'Apocalypse Now' Final Cut Debuting At The Tribeca Film Festival

Francis Ford Coppola has tinkered with Apocalypse Now in the past, but now he's ready to deliver what he considers the final cut. Coppola went back to his Vietnam War epic to craft a new, definitive version, which will debut at this year's Tribeca Film Festival. There's no word yet on what will happen after the Tribeca screening, but it's safe to assume the Apocalypse Now: Final Cut will find its way to Blu-ray eventually.

The making of Apocalypse Now was an arduous experience. The film went over-budget and over-schedule; co-star Marlon Brando showed up on set unprepared; an star Martin Sheen suffered a near-fatal heart attack. Since then, it's gone on to be regarded as a masterpiece, and one of Francis Ford Coppola's best movies. Coppola shot and edited over a million feet of film for Apocalypse Now, and as a result, there are several different versions of the movie. Besides the standard theatrical cut, there's also a five-hour workprint. And then there's Apocalypse Now: Redux, which runs a full hour longer than the theatrical cut, and restores several deleted scenes.

But Coppola still wasn't satisfied, and decided to return to the film once again. The new (and potentially final) result is Apocalypse NowFinal Cut. This new cut will debut at the Tribeca Film Festival on April 28. According to the Tribeca page for the event, this is a "new, never-before-seen restored version of the film, entitled Apocalypse Now: Final Cut, remastered from the original negative in 4K Ultra HD."
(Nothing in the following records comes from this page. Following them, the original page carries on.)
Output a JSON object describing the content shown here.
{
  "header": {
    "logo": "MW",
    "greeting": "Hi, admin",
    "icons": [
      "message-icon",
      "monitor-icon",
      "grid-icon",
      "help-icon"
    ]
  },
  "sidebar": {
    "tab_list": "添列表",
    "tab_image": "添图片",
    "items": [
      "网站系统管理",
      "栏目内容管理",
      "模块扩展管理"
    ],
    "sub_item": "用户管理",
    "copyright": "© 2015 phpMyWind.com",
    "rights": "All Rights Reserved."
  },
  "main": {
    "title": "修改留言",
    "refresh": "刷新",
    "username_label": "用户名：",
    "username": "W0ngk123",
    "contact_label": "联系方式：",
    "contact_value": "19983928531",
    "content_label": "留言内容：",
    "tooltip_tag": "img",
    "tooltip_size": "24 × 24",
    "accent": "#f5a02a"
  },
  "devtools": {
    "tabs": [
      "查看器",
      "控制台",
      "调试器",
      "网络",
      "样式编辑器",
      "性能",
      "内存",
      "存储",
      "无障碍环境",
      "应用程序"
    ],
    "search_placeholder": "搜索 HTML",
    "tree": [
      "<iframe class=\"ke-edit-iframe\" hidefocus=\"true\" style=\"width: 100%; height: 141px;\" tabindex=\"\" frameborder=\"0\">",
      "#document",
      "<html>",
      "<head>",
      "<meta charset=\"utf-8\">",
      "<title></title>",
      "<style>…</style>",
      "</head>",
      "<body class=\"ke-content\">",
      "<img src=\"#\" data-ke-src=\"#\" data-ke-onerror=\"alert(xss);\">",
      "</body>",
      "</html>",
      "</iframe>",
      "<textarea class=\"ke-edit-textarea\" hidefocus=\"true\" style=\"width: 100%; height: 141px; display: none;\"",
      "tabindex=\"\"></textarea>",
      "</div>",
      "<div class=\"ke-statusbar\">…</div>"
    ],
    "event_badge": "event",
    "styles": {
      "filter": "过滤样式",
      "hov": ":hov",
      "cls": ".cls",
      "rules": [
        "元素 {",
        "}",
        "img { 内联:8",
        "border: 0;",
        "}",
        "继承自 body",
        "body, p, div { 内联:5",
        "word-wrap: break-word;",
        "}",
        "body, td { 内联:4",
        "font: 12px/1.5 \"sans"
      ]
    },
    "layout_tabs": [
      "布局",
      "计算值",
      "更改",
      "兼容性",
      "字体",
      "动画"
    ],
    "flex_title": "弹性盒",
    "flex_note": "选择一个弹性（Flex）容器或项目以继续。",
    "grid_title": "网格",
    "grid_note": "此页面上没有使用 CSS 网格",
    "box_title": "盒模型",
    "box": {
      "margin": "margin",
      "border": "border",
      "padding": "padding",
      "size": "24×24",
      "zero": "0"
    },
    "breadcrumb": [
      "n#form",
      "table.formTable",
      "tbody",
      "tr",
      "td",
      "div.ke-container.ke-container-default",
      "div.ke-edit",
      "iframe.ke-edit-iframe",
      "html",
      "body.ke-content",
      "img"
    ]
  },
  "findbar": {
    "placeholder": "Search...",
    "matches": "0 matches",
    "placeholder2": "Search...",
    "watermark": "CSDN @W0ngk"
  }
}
Will it have new scenes? That's not clear, but according to Coppola himself, it's going to be shorter than the Redux cut. Speaking with Deadline, the filmmaker said: "When asked which version I personally wanted to be shown, I often felt that the original 1979 was too abruptly shortened, and Redux was too long, and settled on what I now felt was the perfect version, which is what we're showing at Tribeca later this month, called Apocalypse Now Final Cut."

Following the screening, Coppola will have a conversation with Steven Soderbergh to discuss "the huge undertaking of restoring Apocalypse Now: Final Cut and why the time was right for Coppola to do this now, forty years after the original version and eighteen years after Apocalypse Now Redux."

I enjoy both the theatrical and Redux version of this trippy, existential war saga, but I'm very curious to see this final cut. I won't be attending Tribeca, but I'm going to assume this cut will eventually end up being released on 4K Blu-ray.